Methods: The POPeRA method utilises the baseline radiographic score and patient-reported symptom duration to predict radiographic outcomes. It was applied at baseline, 2, and 5 years to patients with eRA from the randomised Finnish RA Combination trial (FIN-RACo) (n=144) and New Finnish RA Combination Therapy (NEO-RACo) (n=90) trials. For FIN-RACo, patients were randomised either to a single DMARD (sulfasalazine, with or without prednisolone) or to combination therapy (methotrexate+sulfasalazine+hydroxychloroquine, i.e. triple therapy, with prednisolone). In NEO-RACo, all patients were assigned intensified combination therapy (including 7.5 mg prednisolone/day) plus a randomised 6-month induction of either placebo or anti-TNF treatment (infliximab).
Results: In FIN-RACo, combination versus monotherapy resulted in superior outcomes in the change from predicted progression over 2 and 5 years (mean 35.7% reduction vs. -32.9%, a worsening from predicted, p=0.001; 34.2% vs. -17.8%, p=0.003, respectively). In NEO-RACo, combination+anti-TNF induction led to significantly greater reductions from predicted progression than combination+placebo, both at 2 and 5 years of follow-up (98.5% vs. 83.4%, p=0.005; 92.4% vs. 82.5%, p=0.027, respectively). Importantly, anti-TNF add-on led to superior reductions from predicted among RF-positive patients (2 years: 97.4% vs. 80.4%, p=0.009; 5 years: 90.2% vs. 80.1%, p=0.030), but not among RF-negative patients.
Conclusions: These results confirm that conventional combination therapy in eRA has a long-term radiographic benefit versus monotherapy.
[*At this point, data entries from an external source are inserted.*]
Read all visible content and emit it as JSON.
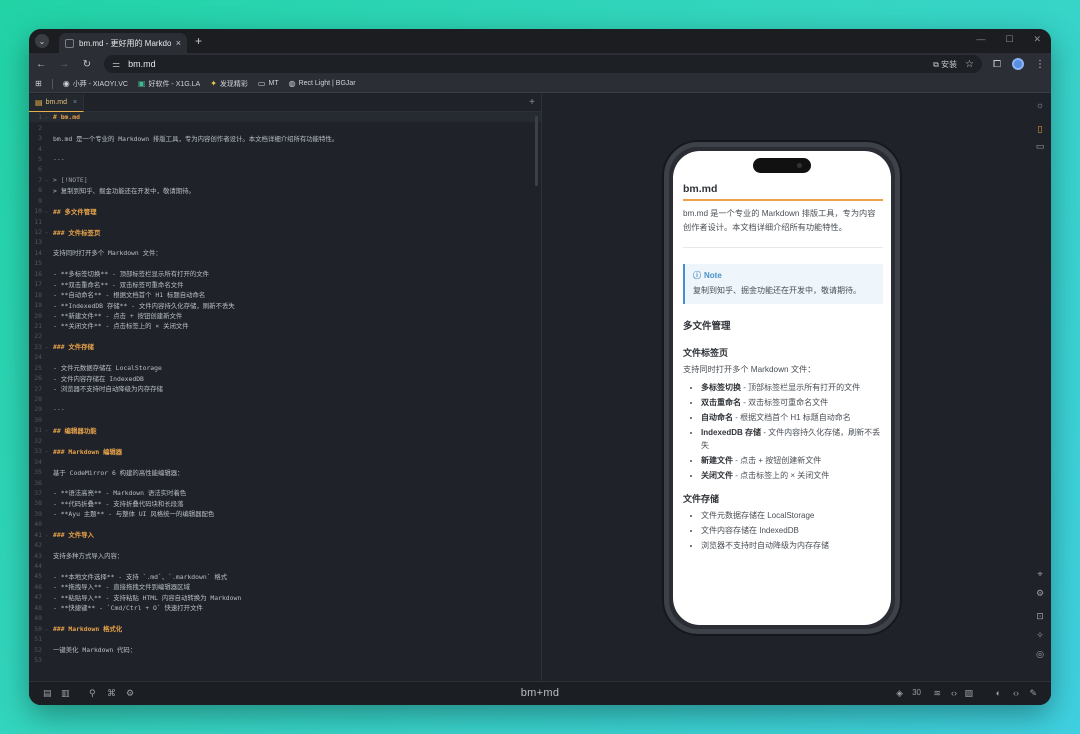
{
  "browser": {
    "tab_title": "bm.md - 更好用的 Markdown",
    "tab_close": "×",
    "new_tab": "+",
    "address": "bm.md",
    "install_label": "安装",
    "window_controls": [
      "—",
      "☐",
      "✕"
    ]
  },
  "bookmarks": [
    {
      "icon": "github-icon",
      "label": "小莽 - XIAOYI.VC"
    },
    {
      "icon": "app-icon",
      "label": "好软件 - X1G.LA"
    },
    {
      "icon": "spark-icon",
      "label": "发现精彩"
    },
    {
      "icon": "folder-icon",
      "label": "MT"
    },
    {
      "icon": "globe-icon",
      "label": "Rect Light | BGJar"
    }
  ],
  "file_tab": {
    "name": "bm.md",
    "close": "×",
    "add": "+"
  },
  "editor_lines": [
    {
      "n": "1",
      "text": "# bm.md",
      "type": "h"
    },
    {
      "n": "2",
      "text": "",
      "type": ""
    },
    {
      "n": "3",
      "text": "bm.md 是一个专业的 Markdown 排版工具，专为内容创作者设计。本文档详细介绍所有功能特性。",
      "type": ""
    },
    {
      "n": "4",
      "text": "",
      "type": ""
    },
    {
      "n": "5",
      "text": "---",
      "type": "ann"
    },
    {
      "n": "6",
      "text": "",
      "type": ""
    },
    {
      "n": "7",
      "text": "> [!NOTE]",
      "type": "ann"
    },
    {
      "n": "8",
      "text": "> 复制到知乎、掘金功能还在开发中，敬请期待。",
      "type": ""
    },
    {
      "n": "9",
      "text": "",
      "type": ""
    },
    {
      "n": "10",
      "text": "## 多文件管理",
      "type": "h"
    },
    {
      "n": "11",
      "text": "",
      "type": ""
    },
    {
      "n": "12",
      "text": "### 文件标签页",
      "type": "h"
    },
    {
      "n": "13",
      "text": "",
      "type": ""
    },
    {
      "n": "14",
      "text": "支持同时打开多个 Markdown 文件：",
      "type": ""
    },
    {
      "n": "15",
      "text": "",
      "type": ""
    },
    {
      "n": "16",
      "text": "- **多标签切换** - 顶部标签栏显示所有打开的文件",
      "type": ""
    },
    {
      "n": "17",
      "text": "- **双击重命名** - 双击标签可重命名文件",
      "type": ""
    },
    {
      "n": "18",
      "text": "- **自动命名** - 根据文档首个 H1 标题自动命名",
      "type": ""
    },
    {
      "n": "19",
      "text": "- **IndexedDB 存储** - 文件内容持久化存储，刷新不丢失",
      "type": ""
    },
    {
      "n": "20",
      "text": "- **新建文件** - 点击 + 按钮创建新文件",
      "type": ""
    },
    {
      "n": "21",
      "text": "- **关闭文件** - 点击标签上的 × 关闭文件",
      "type": ""
    },
    {
      "n": "22",
      "text": "",
      "type": ""
    },
    {
      "n": "23",
      "text": "### 文件存储",
      "type": "h"
    },
    {
      "n": "24",
      "text": "",
      "type": ""
    },
    {
      "n": "25",
      "text": "- 文件元数据存储在 LocalStorage",
      "type": ""
    },
    {
      "n": "26",
      "text": "- 文件内容存储在 IndexedDB",
      "type": ""
    },
    {
      "n": "27",
      "text": "- 浏览器不支持时自动降级为内存存储",
      "type": ""
    },
    {
      "n": "28",
      "text": "",
      "type": ""
    },
    {
      "n": "29",
      "text": "---",
      "type": "ann"
    },
    {
      "n": "30",
      "text": "",
      "type": ""
    },
    {
      "n": "31",
      "text": "## 编辑器功能",
      "type": "h"
    },
    {
      "n": "32",
      "text": "",
      "type": ""
    },
    {
      "n": "33",
      "text": "### Markdown 编辑器",
      "type": "h"
    },
    {
      "n": "34",
      "text": "",
      "type": ""
    },
    {
      "n": "35",
      "text": "基于 CodeMirror 6 构建的高性能编辑器：",
      "type": ""
    },
    {
      "n": "36",
      "text": "",
      "type": ""
    },
    {
      "n": "37",
      "text": "- **语法高亮** - Markdown 语法实时着色",
      "type": ""
    },
    {
      "n": "38",
      "text": "- **代码折叠** - 支持折叠代码块和长段落",
      "type": ""
    },
    {
      "n": "39",
      "text": "- **Ayu 主题** - 与整体 UI 风格统一的编辑器配色",
      "type": ""
    },
    {
      "n": "40",
      "text": "",
      "type": ""
    },
    {
      "n": "41",
      "text": "### 文件导入",
      "type": "h"
    },
    {
      "n": "42",
      "text": "",
      "type": ""
    },
    {
      "n": "43",
      "text": "支持多种方式导入内容：",
      "type": ""
    },
    {
      "n": "44",
      "text": "",
      "type": ""
    },
    {
      "n": "45",
      "text": "- **本地文件选择** - 支持 `.md`、`.markdown` 格式",
      "type": ""
    },
    {
      "n": "46",
      "text": "- **拖拽导入** - 直接拖拽文件到编辑器区域",
      "type": ""
    },
    {
      "n": "47",
      "text": "- **粘贴导入** - 支持粘贴 HTML 内容自动转换为 Markdown",
      "type": ""
    },
    {
      "n": "48",
      "text": "- **快捷键** - `Cmd/Ctrl + O` 快速打开文件",
      "type": ""
    },
    {
      "n": "49",
      "text": "",
      "type": ""
    },
    {
      "n": "50",
      "text": "### Markdown 格式化",
      "type": "h"
    },
    {
      "n": "51",
      "text": "",
      "type": ""
    },
    {
      "n": "52",
      "text": "一键美化 Markdown 代码：",
      "type": ""
    },
    {
      "n": "53",
      "text": "",
      "type": ""
    }
  ],
  "preview": {
    "title": "bm.md",
    "intro": "bm.md 是一个专业的 Markdown 排版工具，专为内容创作者设计。本文档详细介绍所有功能特性。",
    "note_title": "Note",
    "note_body": "复制到知乎、掘金功能还在开发中，敬请期待。",
    "h2": "多文件管理",
    "h3_tabs": "文件标签页",
    "tabs_intro": "支持同时打开多个 Markdown 文件：",
    "tab_items": [
      {
        "b": "多标签切换",
        "t": " - 顶部标签栏显示所有打开的文件"
      },
      {
        "b": "双击重命名",
        "t": " - 双击标签可重命名文件"
      },
      {
        "b": "自动命名",
        "t": " - 根据文档首个 H1 标题自动命名"
      },
      {
        "b": "IndexedDB 存储",
        "t": " - 文件内容持久化存储，刷新不丢失"
      },
      {
        "b": "新建文件",
        "t": " - 点击 + 按钮创建新文件"
      },
      {
        "b": "关闭文件",
        "t": " - 点击标签上的 × 关闭文件"
      }
    ],
    "h3_storage": "文件存储",
    "storage_items": [
      "文件元数据存储在 LocalStorage",
      "文件内容存储在 IndexedDB",
      "浏览器不支持时自动降级为内存存储"
    ]
  },
  "brand": "bm+md",
  "status_text": "30",
  "colors": {
    "accent": "#e8a24a",
    "note": "#4a90c8"
  }
}
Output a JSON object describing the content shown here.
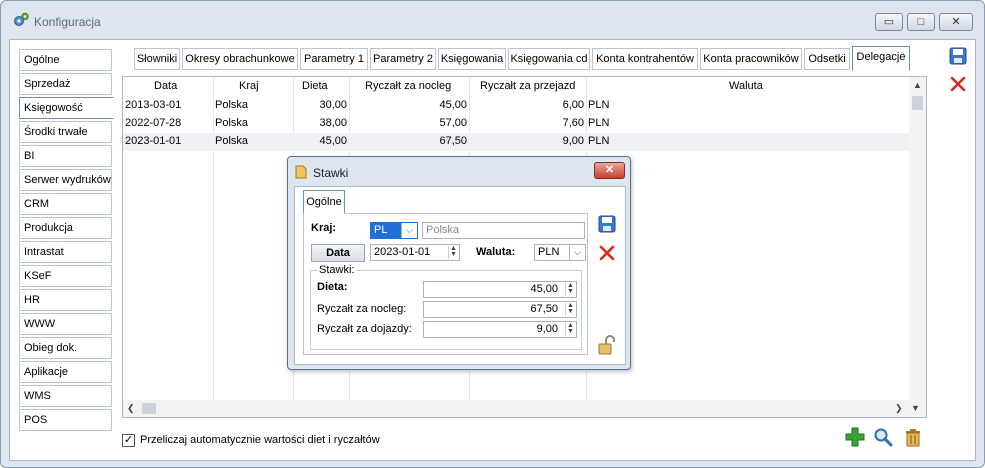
{
  "window": {
    "title": "Konfiguracja",
    "controls": {
      "minimize": "▭",
      "maximize": "□",
      "close": "✕"
    }
  },
  "sidebar": {
    "items": [
      {
        "label": "Ogólne"
      },
      {
        "label": "Sprzedaż"
      },
      {
        "label": "Księgowość"
      },
      {
        "label": "Środki trwałe"
      },
      {
        "label": "BI"
      },
      {
        "label": "Serwer wydruków"
      },
      {
        "label": "CRM"
      },
      {
        "label": "Produkcja"
      },
      {
        "label": "Intrastat"
      },
      {
        "label": "KSeF"
      },
      {
        "label": "HR"
      },
      {
        "label": "WWW"
      },
      {
        "label": "Obieg dok."
      },
      {
        "label": "Aplikacje"
      },
      {
        "label": "WMS"
      },
      {
        "label": "POS"
      }
    ],
    "active_index": 2
  },
  "tabs": [
    {
      "label": "Słowniki"
    },
    {
      "label": "Okresy obrachunkowe"
    },
    {
      "label": "Parametry 1"
    },
    {
      "label": "Parametry 2"
    },
    {
      "label": "Księgowania"
    },
    {
      "label": "Księgowania cd"
    },
    {
      "label": "Konta kontrahentów"
    },
    {
      "label": "Konta pracowników"
    },
    {
      "label": "Odsetki"
    },
    {
      "label": "Delegacje"
    }
  ],
  "grid": {
    "columns": [
      "Data",
      "Kraj",
      "Dieta",
      "Ryczałt za nocleg",
      "Ryczałt za przejazd",
      "Waluta"
    ],
    "rows": [
      [
        "2013-03-01",
        "Polska",
        "30,00",
        "45,00",
        "6,00",
        "PLN"
      ],
      [
        "2022-07-28",
        "Polska",
        "38,00",
        "57,00",
        "7,60",
        "PLN"
      ],
      [
        "2023-01-01",
        "Polska",
        "45,00",
        "67,50",
        "9,00",
        "PLN"
      ]
    ]
  },
  "checkbox": {
    "label": "Przeliczaj automatycznie wartości diet i ryczałtów",
    "checked": true
  },
  "dialog": {
    "title": "Stawki",
    "tab": "Ogólne",
    "kraj_label": "Kraj:",
    "kraj_code": "PL",
    "kraj_name_placeholder": "Polska",
    "data_button": "Data",
    "data_value": "2023-01-01",
    "waluta_label": "Waluta:",
    "waluta_value": "PLN",
    "group_title": "Stawki:",
    "dieta_label": "Dieta:",
    "dieta_value": "45,00",
    "nocleg_label": "Ryczałt za nocleg:",
    "nocleg_value": "67,50",
    "dojazdy_label": "Ryczałt za dojazdy:",
    "dojazdy_value": "9,00"
  },
  "colors": {
    "accent_blue": "#1e6fd9",
    "delete_red": "#d42a1f",
    "add_green": "#3aa335"
  }
}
Through POPeRA, it was made evident that anti-TNF induction therapy for 6 months further increases the long-term radiographic benefit of combination therapy in RF-positive patients.